* _Data records_:
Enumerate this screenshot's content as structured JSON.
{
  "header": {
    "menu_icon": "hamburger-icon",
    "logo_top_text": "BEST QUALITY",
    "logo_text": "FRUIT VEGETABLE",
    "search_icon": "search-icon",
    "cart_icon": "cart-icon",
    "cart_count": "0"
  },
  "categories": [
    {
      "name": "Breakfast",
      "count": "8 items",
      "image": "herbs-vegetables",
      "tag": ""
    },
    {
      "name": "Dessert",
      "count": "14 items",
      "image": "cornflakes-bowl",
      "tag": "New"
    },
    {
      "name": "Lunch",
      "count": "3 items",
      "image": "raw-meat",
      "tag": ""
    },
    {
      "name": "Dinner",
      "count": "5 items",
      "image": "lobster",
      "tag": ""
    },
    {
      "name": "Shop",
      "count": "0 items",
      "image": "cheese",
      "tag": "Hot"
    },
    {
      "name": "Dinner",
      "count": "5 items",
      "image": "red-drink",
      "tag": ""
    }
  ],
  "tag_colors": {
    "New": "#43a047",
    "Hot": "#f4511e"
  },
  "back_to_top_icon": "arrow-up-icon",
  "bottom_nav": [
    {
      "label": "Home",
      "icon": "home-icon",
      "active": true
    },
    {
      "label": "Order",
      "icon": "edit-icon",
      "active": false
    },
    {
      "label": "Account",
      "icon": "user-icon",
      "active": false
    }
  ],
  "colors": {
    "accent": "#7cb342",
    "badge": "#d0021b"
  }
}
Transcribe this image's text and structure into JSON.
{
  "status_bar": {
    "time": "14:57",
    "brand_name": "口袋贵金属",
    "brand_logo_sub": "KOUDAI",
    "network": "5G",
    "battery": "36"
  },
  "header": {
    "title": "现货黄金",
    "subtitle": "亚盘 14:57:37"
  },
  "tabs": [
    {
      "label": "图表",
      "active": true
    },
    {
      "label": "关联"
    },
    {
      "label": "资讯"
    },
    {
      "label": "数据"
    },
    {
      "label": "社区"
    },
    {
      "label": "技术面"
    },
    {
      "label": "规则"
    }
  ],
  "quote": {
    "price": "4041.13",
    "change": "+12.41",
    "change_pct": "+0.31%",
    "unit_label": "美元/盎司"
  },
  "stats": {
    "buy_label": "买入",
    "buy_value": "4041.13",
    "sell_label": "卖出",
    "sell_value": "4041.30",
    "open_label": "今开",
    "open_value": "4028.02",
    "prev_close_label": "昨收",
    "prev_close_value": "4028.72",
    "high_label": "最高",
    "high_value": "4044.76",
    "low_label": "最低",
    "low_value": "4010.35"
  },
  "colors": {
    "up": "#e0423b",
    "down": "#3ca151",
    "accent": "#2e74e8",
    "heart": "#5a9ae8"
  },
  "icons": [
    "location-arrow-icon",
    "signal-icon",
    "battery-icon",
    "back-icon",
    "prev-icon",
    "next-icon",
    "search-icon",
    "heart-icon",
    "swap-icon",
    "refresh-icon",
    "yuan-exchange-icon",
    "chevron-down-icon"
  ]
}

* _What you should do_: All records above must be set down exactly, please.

* _Response to the task_:
Enumerate this screenshot's content as structured JSON.
{
  "header": {
    "menu_icon": "hamburger-icon",
    "logo_top_text": "BEST QUALITY",
    "logo_text": "FRUIT VEGETABLE",
    "search_icon": "search-icon",
    "cart_icon": "cart-icon",
    "cart_count": "0"
  },
  "categories": [
    {
      "name": "Breakfast",
      "count": "8 items",
      "image": "herbs-vegetables",
      "tag": ""
    },
    {
      "name": "Dessert",
      "count": "14 items",
      "image": "cornflakes-bowl",
      "tag": "New"
    },
    {
      "name": "Lunch",
      "count": "3 items",
      "image": "raw-meat",
      "tag": ""
    },
    {
      "name": "Dinner",
      "count": "5 items",
      "image": "lobster",
      "tag": ""
    },
    {
      "name": "Shop",
      "count": "0 items",
      "image": "cheese",
      "tag": "Hot"
    },
    {
      "name": "Dinner",
      "count": "5 items",
      "image": "red-drink",
      "tag": ""
    }
  ],
  "tag_colors": {
    "New": "#43a047",
    "Hot": "#f4511e"
  },
  "back_to_top_icon": "arrow-up-icon",
  "bottom_nav": [
    {
      "label": "Home",
      "icon": "home-icon",
      "active": true
    },
    {
      "label": "Order",
      "icon": "edit-icon",
      "active": false
    },
    {
      "label": "Account",
      "icon": "user-icon",
      "active": false
    }
  ],
  "colors": {
    "accent": "#7cb342",
    "badge": "#d0021b"
  }
}
Transcribe this image's text and structure into JSON.
{
  "status_bar": {
    "time": "14:57",
    "brand_name": "口袋贵金属",
    "brand_logo_sub": "KOUDAI",
    "network": "5G",
    "battery": "36"
  },
  "header": {
    "title": "现货黄金",
    "subtitle": "亚盘 14:57:37"
  },
  "tabs": [
    {
      "label": "图表",
      "active": true
    },
    {
      "label": "关联"
    },
    {
      "label": "资讯"
    },
    {
      "label": "数据"
    },
    {
      "label": "社区"
    },
    {
      "label": "技术面"
    },
    {
      "label": "规则"
    }
  ],
  "quote": {
    "price": "4041.13",
    "change": "+12.41",
    "change_pct": "+0.31%",
    "unit_label": "美元/盎司"
  },
  "stats": {
    "buy_label": "买入",
    "buy_value": "4041.13",
    "sell_label": "卖出",
    "sell_value": "4041.30",
    "open_label": "今开",
    "open_value": "4028.02",
    "prev_close_label": "昨收",
    "prev_close_value": "4028.72",
    "high_label": "最高",
    "high_value": "4044.76",
    "low_label": "最低",
    "low_value": "4010.35"
  },
  "colors": {
    "up": "#e0423b",
    "down": "#3ca151",
    "accent": "#2e74e8",
    "heart": "#5a9ae8"
  },
  "icons": [
    "location-arrow-icon",
    "signal-icon",
    "battery-icon",
    "back-icon",
    "prev-icon",
    "next-icon",
    "search-icon",
    "heart-icon",
    "swap-icon",
    "refresh-icon",
    "yuan-exchange-icon",
    "chevron-down-icon"
  ]
}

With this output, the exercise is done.